FDA Could Do More to Ensure the Safety of Bottled Water
T-RCED-91-29: Published: Apr 10, 1991. Publicly Released: Apr 10, 1991.
- Full Report:

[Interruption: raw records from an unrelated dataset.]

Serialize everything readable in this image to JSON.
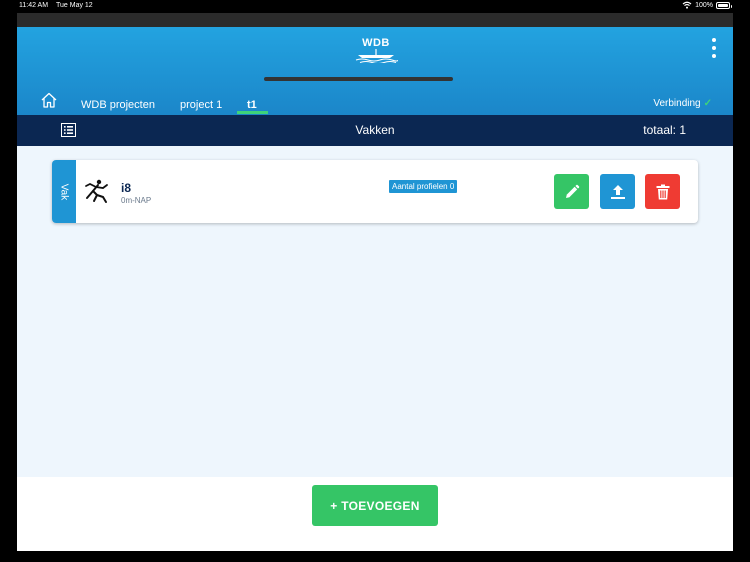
{
  "status_bar": {
    "time": "11:42 AM",
    "date": "Tue May 12",
    "battery": "100%"
  },
  "header": {
    "logo_text": "WDB",
    "tabs": [
      {
        "label": "WDB projecten"
      },
      {
        "label": "project 1"
      },
      {
        "label": "t1",
        "active": true
      }
    ],
    "connection_label": "Verbinding",
    "connection_icon": "check-icon"
  },
  "subbar": {
    "title": "Vakken",
    "total": "totaal: 1"
  },
  "items": [
    {
      "side_label": "Vak",
      "name": "i8",
      "subtitle": "0m-NAP",
      "badge": "Aantal profielen 0",
      "icon": "figure-icon"
    }
  ],
  "actions": {
    "edit_icon": "pencil-icon",
    "upload_icon": "upload-icon",
    "delete_icon": "trash-icon"
  },
  "footer": {
    "add_label": "+ TOEVOEGEN"
  },
  "colors": {
    "header_top": "#23a3e0",
    "header_bottom": "#1b86c9",
    "subbar": "#0b2752",
    "green": "#35c566",
    "blue": "#1f95d4",
    "red": "#ef3b33",
    "background": "#eef6fd"
  }
}
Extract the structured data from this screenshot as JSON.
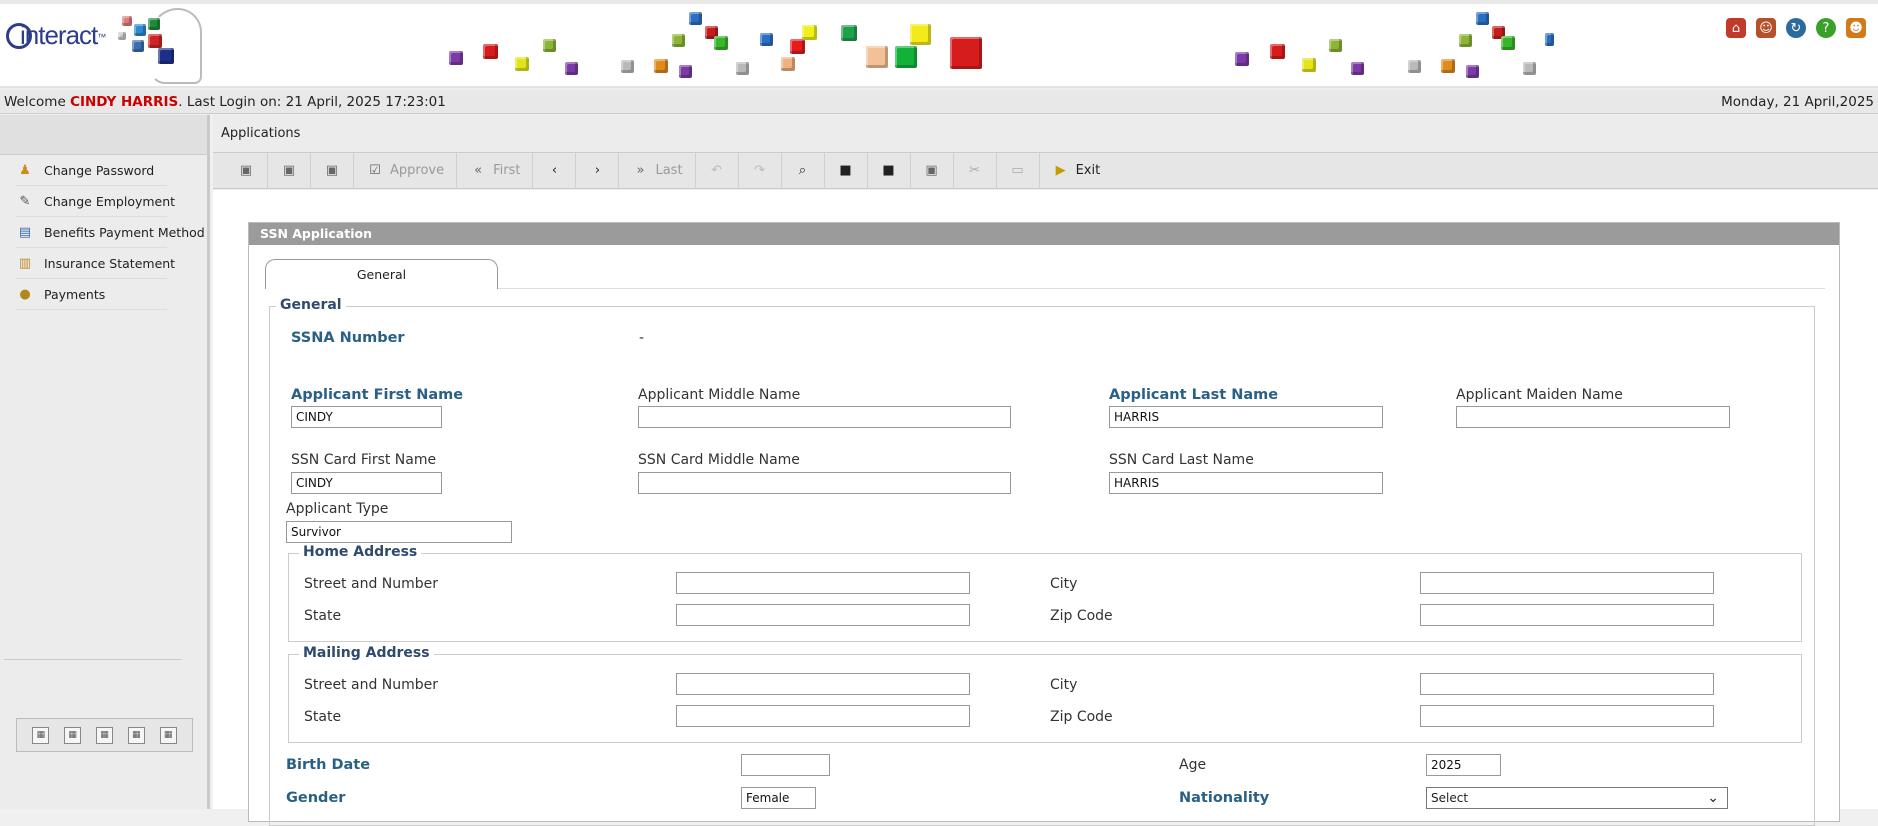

GAO discussed the Food and Drug Administration's (FDA) efforts to ensure the safety of bottled water. GAO noted that: (1) FDA had not complied with the Federal Food, Drug, and Cosmetic Act requirements since 1976, or since the Environmental Protection Agency (EPA) adopted revised health-based drinking water standards; (2) EPA issued drinking water standards for 32 substances and projected that it would issue another 29 standards by March 1992; (3) since mineral water was not regulated by any federal water quality standards, some states defined and set their own standards; (4) FDA had little assurance that periodic tests were done since it did not require bottlers to keep test results long enough for FDA inspection, report the test results to FDA, or used certified laboratories for the tests; and (5) FDA did not routinely use state inspection and test results to help eliminate duplicative inspections and tests. GAO noted that: (1) consumers may pay up to 1,200 times more per gallon for bottled water than for tap water because they believe it tastes better, is safe and healthy, or is free of contaminants; (2) as much as 25 percent of the bottled water may be treated tap water drawn from public drinking water systems; and (3) some consumers may be misled by terms and labels used on bottled water products.